The outbreak of World War II led to frenzied upgrading and additions, as almost all the guns were too small and short range to damage newer Japanese warships. Along with the new guns came new buildings for administration and fire control, some of which still stand but have been turned to other uses. Among other duties, the fort personnel were responsible for directing 31 searchlights that were supposed to illuminate any invading fleet. Anti-aircraft batteries, anti-torpedo boat cannons, and other specialized weapons joined the arsenal.
All this was done to prepare for an invasion that not only never came, it was a strategic impossibility. The Japanese had too few ships to consider invading the American mainland, and the closest they came was an attack by a submarine’s single cannon on an oil field near Santa Barbara. This caused less than $500 in damage, and another attack on Oregon was even less destructive. The anti-aircraft guns around Palos Verdes were fired only once, during an event called The Great LA Air Raid of 1942 – a false alarm probably triggered by a stray weather balloon.
After the war the Peninsula was made ready for a new enemy: the Soviets. Though these fortifications were more recent, they were made in greater secrecy so are perhaps even less known to locals.
“I don’t even remember when I became aware that there had been a Nike missile facility here. The Palos Verdes City Hall was the administrative building for the LA 55 Nike battery, and the City Yard sits atop the underground magazines where the missiles were stored. What you can see from the surface is a flat concrete surface with a couple of steel doors that were opened so the missiles could be raised. Having those missiles here didn’t make the Palos Verdes area much more of a target than any other area. During the Cold War all cities were surrounded by Nike batteries, not just LA. The missiles were designed to target bombers, so they had to cover a lot more territory than the coastal batteries did.”
The missiles were never fired, and the last ones were removed from the Peninsula in 1974. Like every previous installation, these left concrete pads, roads to nowhere, and other signs of their existence. Shneer’s book includes numerous photos of these sites, both in their heyday and now. You may be surprised how many you have seen but never identified before. This is a common reaction, says Shneer.
“When I give talks on the subject and show the old installations, people say, “I remember playing on that in my youth, and I never knew what it was.” At no point did they consider doing any research to find out. It’s a blind spot that almost all of us have.”
These signs are almost everywhere on the Peninsula, but are invisible until someone calls them to our attention. Jim Shneer has seen what the rest of us missed, and his book is an odd and compelling look at the days when Palos Verdes was all that stood between Los Angeles and enemy invasion.

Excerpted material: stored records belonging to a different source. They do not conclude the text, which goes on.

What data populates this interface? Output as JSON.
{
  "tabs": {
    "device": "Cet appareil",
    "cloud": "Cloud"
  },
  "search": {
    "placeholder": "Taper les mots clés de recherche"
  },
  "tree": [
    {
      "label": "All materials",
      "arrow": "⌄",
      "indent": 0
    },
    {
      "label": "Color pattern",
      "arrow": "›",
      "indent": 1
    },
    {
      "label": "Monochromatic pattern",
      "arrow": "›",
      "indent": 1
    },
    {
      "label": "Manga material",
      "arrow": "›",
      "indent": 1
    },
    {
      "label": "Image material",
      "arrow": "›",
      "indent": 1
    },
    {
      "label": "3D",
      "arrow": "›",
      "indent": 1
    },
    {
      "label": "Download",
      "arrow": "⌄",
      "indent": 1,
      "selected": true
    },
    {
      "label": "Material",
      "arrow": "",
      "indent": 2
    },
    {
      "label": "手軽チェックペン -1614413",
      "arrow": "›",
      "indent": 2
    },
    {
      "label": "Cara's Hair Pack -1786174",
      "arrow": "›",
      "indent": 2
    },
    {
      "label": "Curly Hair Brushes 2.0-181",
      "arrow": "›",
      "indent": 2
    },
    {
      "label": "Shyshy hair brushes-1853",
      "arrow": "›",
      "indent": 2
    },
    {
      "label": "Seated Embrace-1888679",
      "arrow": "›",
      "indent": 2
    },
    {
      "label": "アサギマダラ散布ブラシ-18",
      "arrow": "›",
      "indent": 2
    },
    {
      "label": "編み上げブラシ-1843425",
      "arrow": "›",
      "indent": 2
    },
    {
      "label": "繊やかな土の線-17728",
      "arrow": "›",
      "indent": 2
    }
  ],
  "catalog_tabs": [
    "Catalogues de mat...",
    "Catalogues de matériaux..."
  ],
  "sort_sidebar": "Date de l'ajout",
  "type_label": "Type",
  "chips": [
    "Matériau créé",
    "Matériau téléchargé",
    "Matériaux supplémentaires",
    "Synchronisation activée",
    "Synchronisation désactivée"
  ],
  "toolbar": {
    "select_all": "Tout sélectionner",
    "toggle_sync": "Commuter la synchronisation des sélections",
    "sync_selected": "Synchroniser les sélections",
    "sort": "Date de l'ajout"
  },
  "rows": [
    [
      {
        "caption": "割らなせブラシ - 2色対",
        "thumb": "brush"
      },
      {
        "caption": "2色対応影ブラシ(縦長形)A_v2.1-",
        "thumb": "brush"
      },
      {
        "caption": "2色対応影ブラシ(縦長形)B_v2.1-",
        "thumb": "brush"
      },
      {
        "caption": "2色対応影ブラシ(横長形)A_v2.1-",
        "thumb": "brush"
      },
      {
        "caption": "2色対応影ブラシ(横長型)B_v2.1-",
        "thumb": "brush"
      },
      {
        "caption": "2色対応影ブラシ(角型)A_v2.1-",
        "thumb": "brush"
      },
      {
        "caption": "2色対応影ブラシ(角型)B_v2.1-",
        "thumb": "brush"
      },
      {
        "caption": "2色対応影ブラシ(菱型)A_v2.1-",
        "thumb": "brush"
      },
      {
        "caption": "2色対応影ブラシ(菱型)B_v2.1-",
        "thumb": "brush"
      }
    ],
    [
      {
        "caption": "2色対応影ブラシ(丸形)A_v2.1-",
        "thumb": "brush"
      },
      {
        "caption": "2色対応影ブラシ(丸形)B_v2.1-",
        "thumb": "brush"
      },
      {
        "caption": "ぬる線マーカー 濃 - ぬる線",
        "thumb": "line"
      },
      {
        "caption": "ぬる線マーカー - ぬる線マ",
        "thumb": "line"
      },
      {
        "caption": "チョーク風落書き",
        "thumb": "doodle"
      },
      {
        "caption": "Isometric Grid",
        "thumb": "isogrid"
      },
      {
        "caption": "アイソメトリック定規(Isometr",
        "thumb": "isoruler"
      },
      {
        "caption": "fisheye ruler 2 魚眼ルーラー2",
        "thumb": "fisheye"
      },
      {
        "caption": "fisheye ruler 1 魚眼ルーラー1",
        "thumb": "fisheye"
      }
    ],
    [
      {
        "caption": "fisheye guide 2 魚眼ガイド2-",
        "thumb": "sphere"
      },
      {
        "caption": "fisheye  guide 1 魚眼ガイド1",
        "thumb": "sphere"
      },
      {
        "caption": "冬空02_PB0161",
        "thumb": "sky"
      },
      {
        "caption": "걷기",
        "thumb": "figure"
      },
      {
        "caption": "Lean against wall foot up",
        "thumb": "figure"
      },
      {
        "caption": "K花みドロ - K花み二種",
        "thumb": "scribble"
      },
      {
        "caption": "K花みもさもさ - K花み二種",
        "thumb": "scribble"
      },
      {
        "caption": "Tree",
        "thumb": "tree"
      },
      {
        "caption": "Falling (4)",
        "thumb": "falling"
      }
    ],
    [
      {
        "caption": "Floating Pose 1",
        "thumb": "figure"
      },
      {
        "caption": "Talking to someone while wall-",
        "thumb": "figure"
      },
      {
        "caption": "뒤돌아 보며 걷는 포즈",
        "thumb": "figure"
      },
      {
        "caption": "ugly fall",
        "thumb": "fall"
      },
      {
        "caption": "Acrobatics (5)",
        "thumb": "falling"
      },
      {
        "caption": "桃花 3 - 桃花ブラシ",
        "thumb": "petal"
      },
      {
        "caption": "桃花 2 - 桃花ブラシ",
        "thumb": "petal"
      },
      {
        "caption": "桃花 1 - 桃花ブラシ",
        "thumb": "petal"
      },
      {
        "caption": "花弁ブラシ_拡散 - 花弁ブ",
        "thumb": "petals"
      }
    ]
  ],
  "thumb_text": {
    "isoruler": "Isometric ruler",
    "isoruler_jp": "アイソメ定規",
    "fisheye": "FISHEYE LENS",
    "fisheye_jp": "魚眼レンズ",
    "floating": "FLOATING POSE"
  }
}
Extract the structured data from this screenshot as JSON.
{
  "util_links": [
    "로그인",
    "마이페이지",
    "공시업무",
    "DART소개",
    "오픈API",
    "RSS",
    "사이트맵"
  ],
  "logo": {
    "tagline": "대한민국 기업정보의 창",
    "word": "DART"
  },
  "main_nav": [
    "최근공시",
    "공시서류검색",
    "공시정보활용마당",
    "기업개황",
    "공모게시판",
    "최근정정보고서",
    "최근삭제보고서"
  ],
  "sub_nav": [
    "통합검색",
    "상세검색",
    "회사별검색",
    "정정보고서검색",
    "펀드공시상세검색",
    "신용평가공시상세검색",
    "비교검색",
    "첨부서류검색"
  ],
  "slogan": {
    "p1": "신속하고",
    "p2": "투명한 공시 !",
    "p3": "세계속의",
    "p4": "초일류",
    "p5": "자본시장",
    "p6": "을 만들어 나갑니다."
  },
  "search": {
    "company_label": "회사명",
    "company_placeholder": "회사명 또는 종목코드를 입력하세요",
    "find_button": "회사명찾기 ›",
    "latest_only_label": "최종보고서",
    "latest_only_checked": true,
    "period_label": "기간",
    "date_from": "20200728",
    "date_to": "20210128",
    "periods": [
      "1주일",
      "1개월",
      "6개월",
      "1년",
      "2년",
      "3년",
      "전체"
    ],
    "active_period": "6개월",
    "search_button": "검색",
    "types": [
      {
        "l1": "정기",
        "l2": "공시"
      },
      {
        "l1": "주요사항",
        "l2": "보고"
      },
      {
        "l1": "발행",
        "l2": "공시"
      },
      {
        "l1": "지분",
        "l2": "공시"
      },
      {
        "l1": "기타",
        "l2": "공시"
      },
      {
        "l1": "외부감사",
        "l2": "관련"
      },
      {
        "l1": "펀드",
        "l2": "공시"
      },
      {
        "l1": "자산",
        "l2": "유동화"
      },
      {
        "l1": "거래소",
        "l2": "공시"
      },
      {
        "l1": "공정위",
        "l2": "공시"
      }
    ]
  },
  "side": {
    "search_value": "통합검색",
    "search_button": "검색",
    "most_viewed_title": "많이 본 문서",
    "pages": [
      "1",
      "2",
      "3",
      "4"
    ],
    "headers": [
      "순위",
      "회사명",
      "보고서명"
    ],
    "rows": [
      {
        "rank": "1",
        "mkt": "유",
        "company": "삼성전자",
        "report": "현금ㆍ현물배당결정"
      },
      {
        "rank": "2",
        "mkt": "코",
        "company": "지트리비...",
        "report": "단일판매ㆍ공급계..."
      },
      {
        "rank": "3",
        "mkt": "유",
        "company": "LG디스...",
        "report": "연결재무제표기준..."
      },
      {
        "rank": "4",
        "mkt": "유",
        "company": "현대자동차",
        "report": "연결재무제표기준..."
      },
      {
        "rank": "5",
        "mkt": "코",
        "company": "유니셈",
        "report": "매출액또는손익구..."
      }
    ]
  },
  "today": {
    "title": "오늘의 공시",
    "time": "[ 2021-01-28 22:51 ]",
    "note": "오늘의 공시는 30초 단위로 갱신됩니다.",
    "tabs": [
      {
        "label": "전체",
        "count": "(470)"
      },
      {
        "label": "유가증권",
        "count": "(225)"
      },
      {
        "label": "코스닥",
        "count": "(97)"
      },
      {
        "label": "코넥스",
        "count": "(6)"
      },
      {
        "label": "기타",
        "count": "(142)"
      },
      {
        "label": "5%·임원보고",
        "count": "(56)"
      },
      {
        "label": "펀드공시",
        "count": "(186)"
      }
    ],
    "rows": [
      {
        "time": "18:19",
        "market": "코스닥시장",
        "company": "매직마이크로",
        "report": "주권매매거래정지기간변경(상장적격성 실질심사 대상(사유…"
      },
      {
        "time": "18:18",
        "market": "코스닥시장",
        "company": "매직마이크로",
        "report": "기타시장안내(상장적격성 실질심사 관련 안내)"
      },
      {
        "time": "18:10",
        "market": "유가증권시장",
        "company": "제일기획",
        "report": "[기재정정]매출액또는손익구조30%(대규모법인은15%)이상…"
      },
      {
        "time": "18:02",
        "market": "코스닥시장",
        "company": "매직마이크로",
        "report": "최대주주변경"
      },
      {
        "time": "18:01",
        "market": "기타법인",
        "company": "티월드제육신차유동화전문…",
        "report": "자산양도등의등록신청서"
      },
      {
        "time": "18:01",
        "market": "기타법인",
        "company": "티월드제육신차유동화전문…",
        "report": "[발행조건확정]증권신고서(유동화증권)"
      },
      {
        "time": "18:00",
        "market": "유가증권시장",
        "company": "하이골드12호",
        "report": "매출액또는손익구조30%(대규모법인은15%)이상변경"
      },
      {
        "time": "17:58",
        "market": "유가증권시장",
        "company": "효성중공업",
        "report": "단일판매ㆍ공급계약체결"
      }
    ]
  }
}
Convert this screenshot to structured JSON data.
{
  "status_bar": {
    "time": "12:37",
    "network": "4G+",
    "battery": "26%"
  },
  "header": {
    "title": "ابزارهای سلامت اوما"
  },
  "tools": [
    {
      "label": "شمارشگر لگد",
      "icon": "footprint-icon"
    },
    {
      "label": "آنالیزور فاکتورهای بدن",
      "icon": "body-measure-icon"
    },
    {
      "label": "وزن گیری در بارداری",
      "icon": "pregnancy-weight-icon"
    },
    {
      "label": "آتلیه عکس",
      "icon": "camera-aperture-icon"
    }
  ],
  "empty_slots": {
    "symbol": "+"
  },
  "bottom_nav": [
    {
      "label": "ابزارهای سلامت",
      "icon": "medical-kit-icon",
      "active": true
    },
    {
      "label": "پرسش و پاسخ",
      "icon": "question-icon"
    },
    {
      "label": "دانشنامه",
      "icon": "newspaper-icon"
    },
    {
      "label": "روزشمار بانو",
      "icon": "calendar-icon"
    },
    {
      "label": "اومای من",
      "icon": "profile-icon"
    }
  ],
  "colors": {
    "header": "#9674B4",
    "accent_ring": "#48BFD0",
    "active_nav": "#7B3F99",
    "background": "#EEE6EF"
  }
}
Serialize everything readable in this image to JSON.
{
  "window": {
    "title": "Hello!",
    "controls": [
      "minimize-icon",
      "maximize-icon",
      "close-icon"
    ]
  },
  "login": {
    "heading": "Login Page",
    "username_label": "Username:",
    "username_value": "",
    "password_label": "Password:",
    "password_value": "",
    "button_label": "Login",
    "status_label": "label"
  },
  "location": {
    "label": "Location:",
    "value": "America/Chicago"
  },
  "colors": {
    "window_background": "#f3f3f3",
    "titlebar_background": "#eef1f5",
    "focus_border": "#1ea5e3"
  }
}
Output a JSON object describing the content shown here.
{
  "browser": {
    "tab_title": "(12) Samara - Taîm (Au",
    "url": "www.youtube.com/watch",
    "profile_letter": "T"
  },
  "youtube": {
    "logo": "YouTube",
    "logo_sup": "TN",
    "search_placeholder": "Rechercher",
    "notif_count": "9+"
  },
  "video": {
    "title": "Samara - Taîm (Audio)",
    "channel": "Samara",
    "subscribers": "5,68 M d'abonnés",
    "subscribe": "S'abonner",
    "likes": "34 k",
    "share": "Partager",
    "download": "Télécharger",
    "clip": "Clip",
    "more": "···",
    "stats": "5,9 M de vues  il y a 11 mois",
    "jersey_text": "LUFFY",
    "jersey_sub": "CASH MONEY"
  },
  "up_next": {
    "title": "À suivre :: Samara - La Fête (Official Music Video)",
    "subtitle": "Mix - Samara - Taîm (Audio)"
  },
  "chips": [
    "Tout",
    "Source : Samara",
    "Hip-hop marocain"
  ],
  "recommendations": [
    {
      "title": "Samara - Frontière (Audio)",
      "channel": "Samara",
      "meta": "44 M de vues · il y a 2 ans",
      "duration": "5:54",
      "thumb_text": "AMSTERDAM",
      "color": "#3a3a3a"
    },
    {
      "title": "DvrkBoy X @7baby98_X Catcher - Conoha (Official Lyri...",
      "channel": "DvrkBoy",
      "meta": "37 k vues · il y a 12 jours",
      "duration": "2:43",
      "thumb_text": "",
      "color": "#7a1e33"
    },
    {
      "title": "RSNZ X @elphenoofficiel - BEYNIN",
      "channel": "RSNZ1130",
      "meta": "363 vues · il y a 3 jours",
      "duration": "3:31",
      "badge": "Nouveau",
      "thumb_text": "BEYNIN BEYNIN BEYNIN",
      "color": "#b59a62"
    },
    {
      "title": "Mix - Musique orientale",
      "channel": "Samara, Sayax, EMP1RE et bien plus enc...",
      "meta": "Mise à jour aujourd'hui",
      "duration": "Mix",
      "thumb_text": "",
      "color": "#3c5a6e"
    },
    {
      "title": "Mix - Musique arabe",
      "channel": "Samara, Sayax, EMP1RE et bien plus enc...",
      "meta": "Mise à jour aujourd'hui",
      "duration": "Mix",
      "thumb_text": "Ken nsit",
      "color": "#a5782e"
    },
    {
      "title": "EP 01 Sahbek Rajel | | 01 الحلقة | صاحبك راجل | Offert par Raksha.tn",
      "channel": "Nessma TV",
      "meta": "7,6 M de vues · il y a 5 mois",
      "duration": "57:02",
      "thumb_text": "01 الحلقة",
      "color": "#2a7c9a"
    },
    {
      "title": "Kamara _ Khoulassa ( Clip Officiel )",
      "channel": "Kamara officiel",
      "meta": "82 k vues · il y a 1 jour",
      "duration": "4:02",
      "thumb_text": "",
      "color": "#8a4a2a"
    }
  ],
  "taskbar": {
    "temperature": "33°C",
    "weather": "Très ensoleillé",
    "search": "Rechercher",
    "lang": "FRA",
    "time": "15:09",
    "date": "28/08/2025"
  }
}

“Exploring the Military History of Fort MacArthur and Palos Verdes” is available on Amazon and other online bookstores.
by Richard Foss